Say how many lines of the listing below include "this". Write only that number.
--- Supplied information ---
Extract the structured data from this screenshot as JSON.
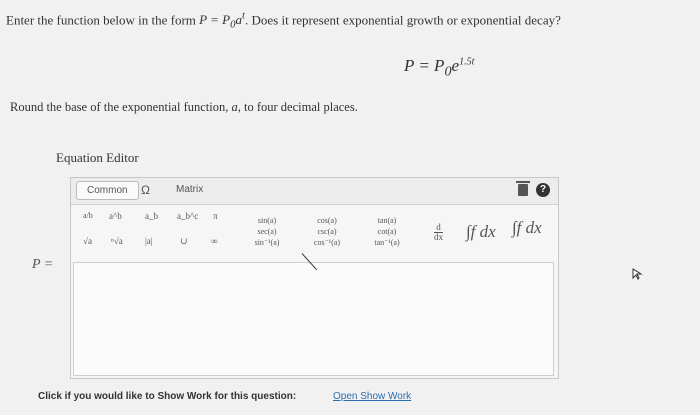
{
  "question": {
    "prefix": "Enter the function below in the form ",
    "form": "P = P",
    "form_sub": "0",
    "form_rest": "a",
    "form_sup": "t",
    "suffix": ". Does it represent exponential growth or exponential decay?"
  },
  "formula": {
    "lhs": "P = P",
    "sub": "0",
    "base": "e",
    "exp": "1.5t"
  },
  "round_instruction": {
    "text_before": "Round the base of the exponential function, ",
    "var": "a",
    "text_after": ", to four decimal places."
  },
  "editor": {
    "title": "Equation Editor",
    "tabs": {
      "common": "Common",
      "omega": "Ω",
      "matrix": "Matrix"
    },
    "help_label": "?",
    "tools": {
      "frac": "a/b",
      "power": "a^b",
      "sub": "a_b",
      "subsup": "a_b^c",
      "pi": "π",
      "sqrt": "√a",
      "nthroot": "ⁿ√a",
      "abs": "|a|",
      "union": "∪",
      "infinity": "∞"
    },
    "trig": {
      "col1": [
        "sin(a)",
        "sec(a)",
        "sin⁻¹(a)"
      ],
      "col2": [
        "cos(a)",
        "csc(a)",
        "cos⁻¹(a)"
      ],
      "col3": [
        "tan(a)",
        "cot(a)",
        "tan⁻¹(a)"
      ]
    },
    "deriv_top": "d",
    "deriv_bottom": "dx",
    "integral": "∫f dx",
    "integral_def": "∫f dx"
  },
  "answer_label": "P =",
  "show_work": {
    "prompt": "Click if you would like to Show Work for this question:",
    "link": "Open Show Work"
  }
}
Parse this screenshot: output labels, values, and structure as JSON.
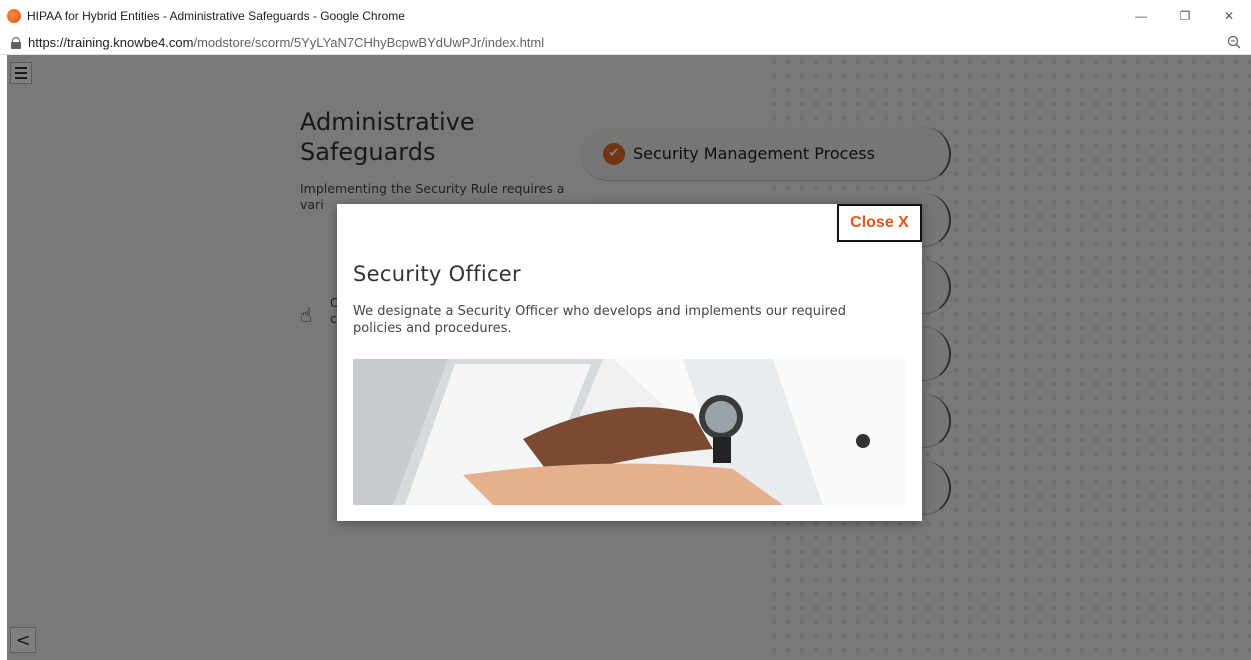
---
# Reply to the task
3